#### Exercise requirements
Skip the images and print the listing exactly.

#### Data shown
= Beginning of Section =

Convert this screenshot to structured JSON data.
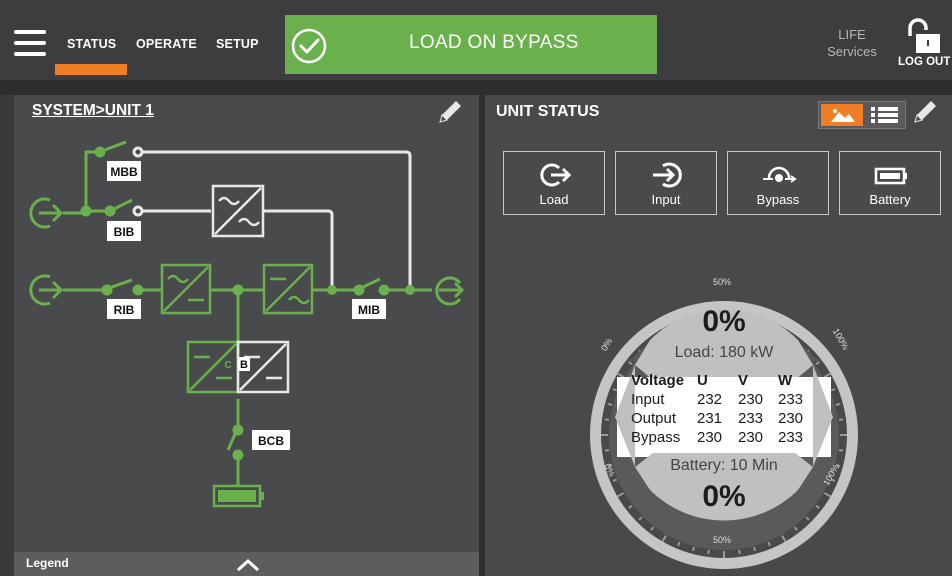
{
  "nav": {
    "tabs": [
      "STATUS",
      "OPERATE",
      "SETUP"
    ],
    "active_tab": "STATUS"
  },
  "banner": {
    "text": "LOAD ON BYPASS",
    "color": "#6ab04c"
  },
  "life_services": {
    "line1": "LIFE",
    "line2": "Services"
  },
  "logout_label": "LOG OUT",
  "left_panel": {
    "title": "SYSTEM>UNIT 1",
    "labels": {
      "mbb": "MBB",
      "bib": "BIB",
      "rib": "RIB",
      "mib": "MIB",
      "bcb": "BCB",
      "c": "C",
      "b": "B"
    },
    "legend_label": "Legend"
  },
  "right_panel": {
    "title": "UNIT STATUS",
    "buttons": [
      "Load",
      "Input",
      "Bypass",
      "Battery"
    ],
    "gauge": {
      "load_percent": "0%",
      "load_label": "Load: 180 kW",
      "table_headers": [
        "Voltage",
        "U",
        "V",
        "W"
      ],
      "rows": [
        {
          "name": "Input",
          "u": "232",
          "v": "230",
          "w": "233"
        },
        {
          "name": "Output",
          "u": "231",
          "v": "233",
          "w": "230"
        },
        {
          "name": "Bypass",
          "u": "230",
          "v": "230",
          "w": "233"
        }
      ],
      "battery_label": "Battery: 10 Min",
      "battery_percent": "0%",
      "scale_labels": {
        "top": "50%",
        "upper_left": "0%",
        "upper_right": "100%",
        "lower_left": "0%",
        "lower_right": "100%",
        "bottom": "50%"
      }
    }
  },
  "colors": {
    "accent": "#f07e26",
    "green": "#6ab04c"
  }
}
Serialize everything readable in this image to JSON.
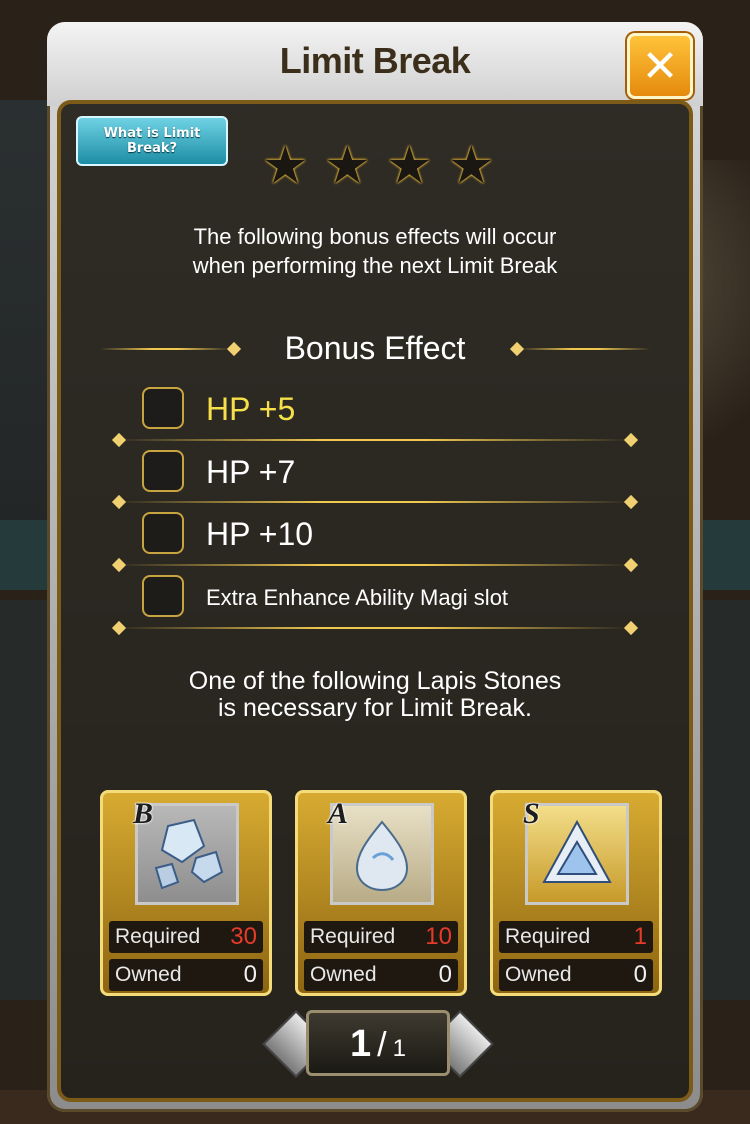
{
  "dialog": {
    "title": "Limit Break",
    "close_icon": "close-icon",
    "help_button": "What is Limit\nBreak?",
    "rarity_stars": 4,
    "description": "The following bonus effects will occur\nwhen performing the next Limit Break",
    "bonus_title": "Bonus Effect",
    "bonus_effects": [
      {
        "label": "HP +5",
        "active": true
      },
      {
        "label": "HP +7",
        "active": false
      },
      {
        "label": "HP +10",
        "active": false
      },
      {
        "label": "Extra Enhance Ability Magi slot",
        "active": false
      }
    ],
    "note": "One of the following Lapis Stones\nis necessary for Limit Break.",
    "required_label": "Required",
    "owned_label": "Owned",
    "stones": [
      {
        "rank": "B",
        "required": "30",
        "owned": "0"
      },
      {
        "rank": "A",
        "required": "10",
        "owned": "0"
      },
      {
        "rank": "S",
        "required": "1",
        "owned": "0"
      }
    ],
    "pager": {
      "current": "1",
      "separator": "/",
      "total": "1"
    }
  },
  "colors": {
    "accent_gold": "#d7ab31",
    "active_bonus": "#f5e04a",
    "required_value": "#e63b2a",
    "help_button": "#1d8da4",
    "close_button": "#e58a0d"
  }
}
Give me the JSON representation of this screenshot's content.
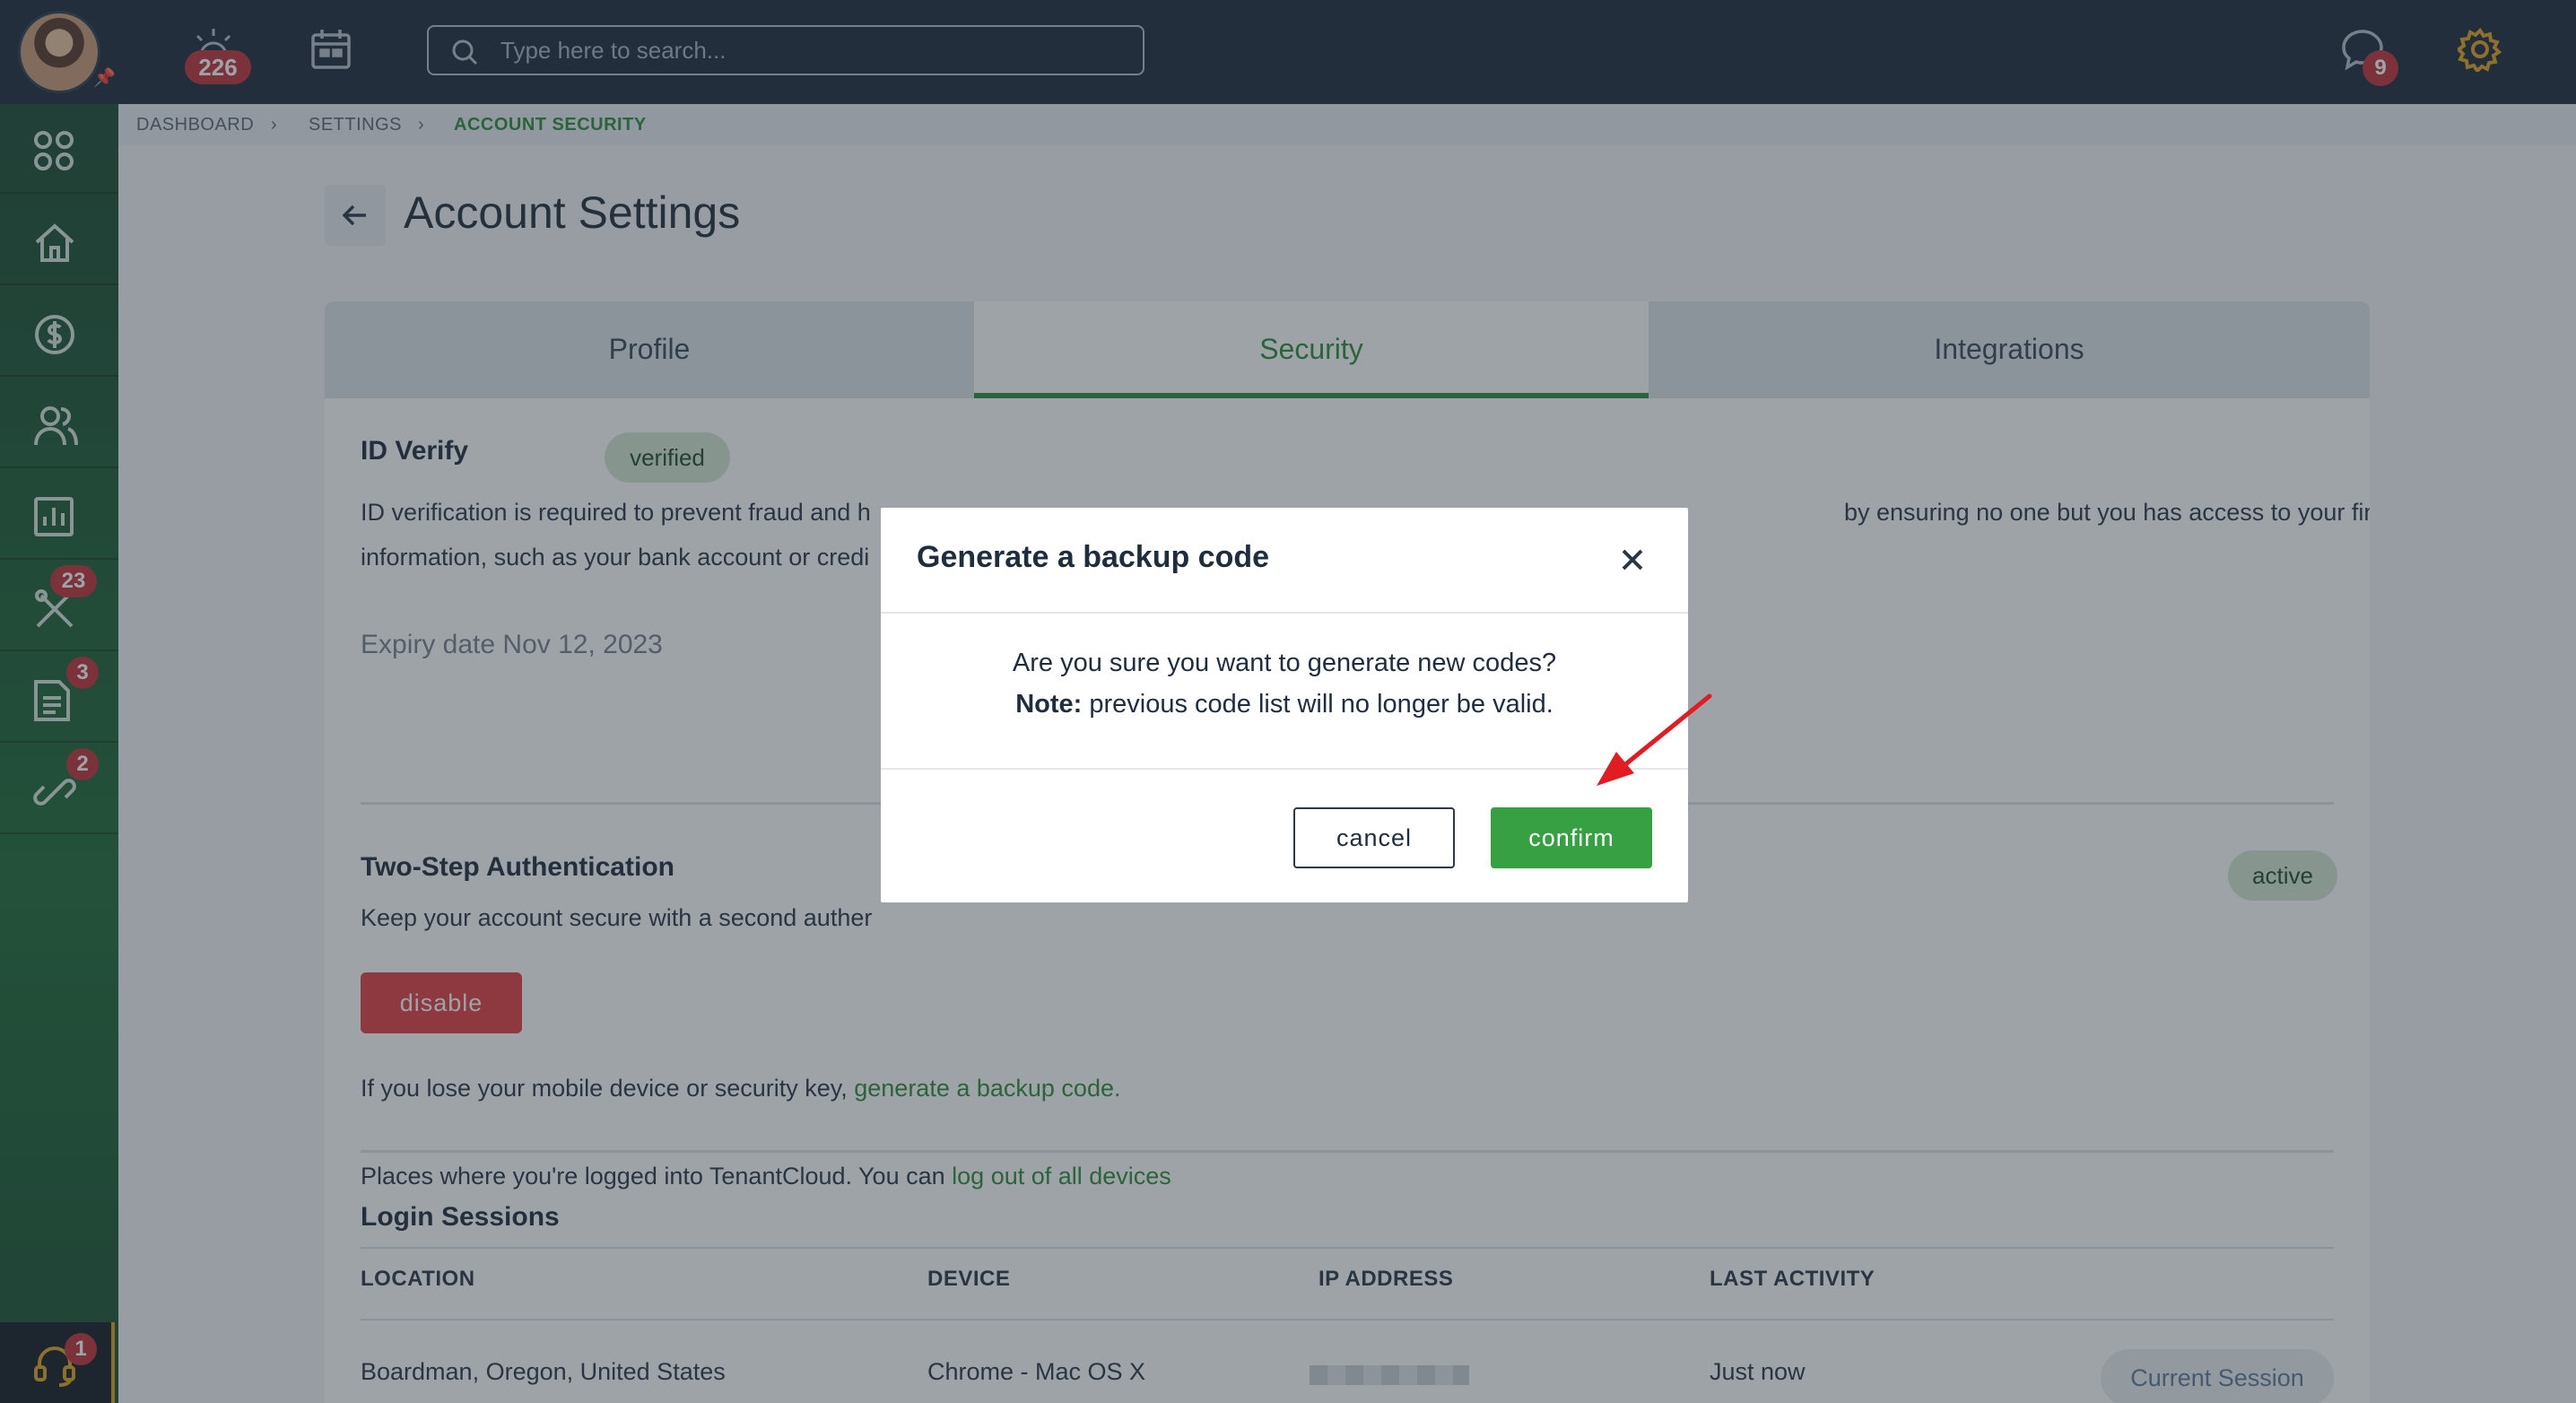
{
  "topbar": {
    "notifications_count": "226",
    "search_placeholder": "Type here to search...",
    "messages_count": "9"
  },
  "sidebar": {
    "badges": {
      "tools": "23",
      "documents": "3",
      "links": "2",
      "support": "1"
    }
  },
  "breadcrumb": [
    "DASHBOARD",
    "SETTINGS",
    "ACCOUNT SECURITY"
  ],
  "page": {
    "title": "Account Settings"
  },
  "tabs": [
    {
      "label": "Profile"
    },
    {
      "label": "Security"
    },
    {
      "label": "Integrations"
    }
  ],
  "id_verify": {
    "title": "ID Verify",
    "status": "verified",
    "desc_line1_start": "ID verification is required to prevent fraud and h",
    "desc_line1_end": "by ensuring no one but you has access to your financial",
    "desc_line2": "information, such as your bank account or credi",
    "expiry": "Expiry date Nov 12, 2023"
  },
  "two_step": {
    "title": "Two-Step Authentication",
    "status": "active",
    "desc": "Keep your account secure with a second auther",
    "disable_label": "disable",
    "backup_text": "If you lose your mobile device or security key,",
    "backup_link": "generate a backup code."
  },
  "login_sessions": {
    "title": "Login Sessions",
    "desc": "Places where you're logged into TenantCloud. You can",
    "logout_link": "log out of all devices",
    "columns": [
      "LOCATION",
      "DEVICE",
      "IP ADDRESS",
      "LAST ACTIVITY"
    ],
    "rows": [
      {
        "location": "Boardman, Oregon, United States",
        "device": "Chrome - Mac OS X",
        "last_activity": "Just now",
        "tag": "Current Session"
      }
    ]
  },
  "modal": {
    "title": "Generate a backup code",
    "question": "Are you sure you want to generate new codes?",
    "note_label": "Note:",
    "note_text": "previous code list will no longer be valid.",
    "cancel_label": "cancel",
    "confirm_label": "confirm"
  },
  "colors": {
    "topbar": "#1e2b3b",
    "sidebar": "#1f6b38",
    "accent_green": "#2e8b3c",
    "confirm_green": "#36a043",
    "disable_red": "#e03e43",
    "badge_red": "#c0323a",
    "arrow_red": "#e11d24"
  }
}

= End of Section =

#### Your solution
Convert this screenshot to structured JSON data.
{
  "nav": {
    "tabs": [
      "STATUS",
      "OPERATE",
      "SETUP"
    ],
    "active_tab": "STATUS"
  },
  "banner": {
    "text": "LOAD ON BYPASS",
    "color": "#6ab04c"
  },
  "life_services": {
    "line1": "LIFE",
    "line2": "Services"
  },
  "logout_label": "LOG OUT",
  "left_panel": {
    "title": "SYSTEM>UNIT 1",
    "labels": {
      "mbb": "MBB",
      "bib": "BIB",
      "rib": "RIB",
      "mib": "MIB",
      "bcb": "BCB",
      "c": "C",
      "b": "B"
    },
    "legend_label": "Legend"
  },
  "right_panel": {
    "title": "UNIT STATUS",
    "buttons": [
      "Load",
      "Input",
      "Bypass",
      "Battery"
    ],
    "gauge": {
      "load_percent": "0%",
      "load_label": "Load: 180 kW",
      "table_headers": [
        "Voltage",
        "U",
        "V",
        "W"
      ],
      "rows": [
        {
          "name": "Input",
          "u": "232",
          "v": "230",
          "w": "233"
        },
        {
          "name": "Output",
          "u": "231",
          "v": "233",
          "w": "230"
        },
        {
          "name": "Bypass",
          "u": "230",
          "v": "230",
          "w": "233"
        }
      ],
      "battery_label": "Battery: 10 Min",
      "battery_percent": "0%",
      "scale_labels": {
        "top": "50%",
        "upper_left": "0%",
        "upper_right": "100%",
        "lower_left": "0%",
        "lower_right": "100%",
        "bottom": "50%"
      }
    }
  },
  "colors": {
    "accent": "#f07e26",
    "green": "#6ab04c"
  }
}
Serialize everything readable in this image to JSON.
{
  "dialog": {
    "title": "Limit Break",
    "close_icon": "close-icon",
    "help_button": "What is Limit\nBreak?",
    "rarity_stars": 4,
    "description": "The following bonus effects will occur\nwhen performing the next Limit Break",
    "bonus_title": "Bonus Effect",
    "bonus_effects": [
      {
        "label": "HP +5",
        "active": true
      },
      {
        "label": "HP +7",
        "active": false
      },
      {
        "label": "HP +10",
        "active": false
      },
      {
        "label": "Extra Enhance Ability Magi slot",
        "active": false
      }
    ],
    "note": "One of the following Lapis Stones\nis necessary for Limit Break.",
    "required_label": "Required",
    "owned_label": "Owned",
    "stones": [
      {
        "rank": "B",
        "required": "30",
        "owned": "0"
      },
      {
        "rank": "A",
        "required": "10",
        "owned": "0"
      },
      {
        "rank": "S",
        "required": "1",
        "owned": "0"
      }
    ],
    "pager": {
      "current": "1",
      "separator": "/",
      "total": "1"
    }
  },
  "colors": {
    "accent_gold": "#d7ab31",
    "active_bonus": "#f5e04a",
    "required_value": "#e63b2a",
    "help_button": "#1d8da4",
    "close_button": "#e58a0d"
  }
}
Give me the JSON representation of this screenshot's content.
{
  "topbar": {
    "notifications_count": "226",
    "search_placeholder": "Type here to search...",
    "messages_count": "9"
  },
  "sidebar": {
    "badges": {
      "tools": "23",
      "documents": "3",
      "links": "2",
      "support": "1"
    }
  },
  "breadcrumb": [
    "DASHBOARD",
    "SETTINGS",
    "ACCOUNT SECURITY"
  ],
  "page": {
    "title": "Account Settings"
  },
  "tabs": [
    {
      "label": "Profile"
    },
    {
      "label": "Security"
    },
    {
      "label": "Integrations"
    }
  ],
  "id_verify": {
    "title": "ID Verify",
    "status": "verified",
    "desc_line1_start": "ID verification is required to prevent fraud and h",
    "desc_line1_end": "by ensuring no one but you has access to your financial",
    "desc_line2": "information, such as your bank account or credi",
    "expiry": "Expiry date Nov 12, 2023"
  },
  "two_step": {
    "title": "Two-Step Authentication",
    "status": "active",
    "desc": "Keep your account secure with a second auther",
    "disable_label": "disable",
    "backup_text": "If you lose your mobile device or security key,",
    "backup_link": "generate a backup code."
  },
  "login_sessions": {
    "title": "Login Sessions",
    "desc": "Places where you're logged into TenantCloud. You can",
    "logout_link": "log out of all devices",
    "columns": [
      "LOCATION",
      "DEVICE",
      "IP ADDRESS",
      "LAST ACTIVITY"
    ],
    "rows": [
      {
        "location": "Boardman, Oregon, United States",
        "device": "Chrome - Mac OS X",
        "last_activity": "Just now",
        "tag": "Current Session"
      }
    ]
  },
  "modal": {
    "title": "Generate a backup code",
    "question": "Are you sure you want to generate new codes?",
    "note_label": "Note:",
    "note_text": "previous code list will no longer be valid.",
    "cancel_label": "cancel",
    "confirm_label": "confirm"
  },
  "colors": {
    "topbar": "#1e2b3b",
    "sidebar": "#1f6b38",
    "accent_green": "#2e8b3c",
    "confirm_green": "#36a043",
    "disable_red": "#e03e43",
    "badge_red": "#c0323a",
    "arrow_red": "#e11d24"
  }
}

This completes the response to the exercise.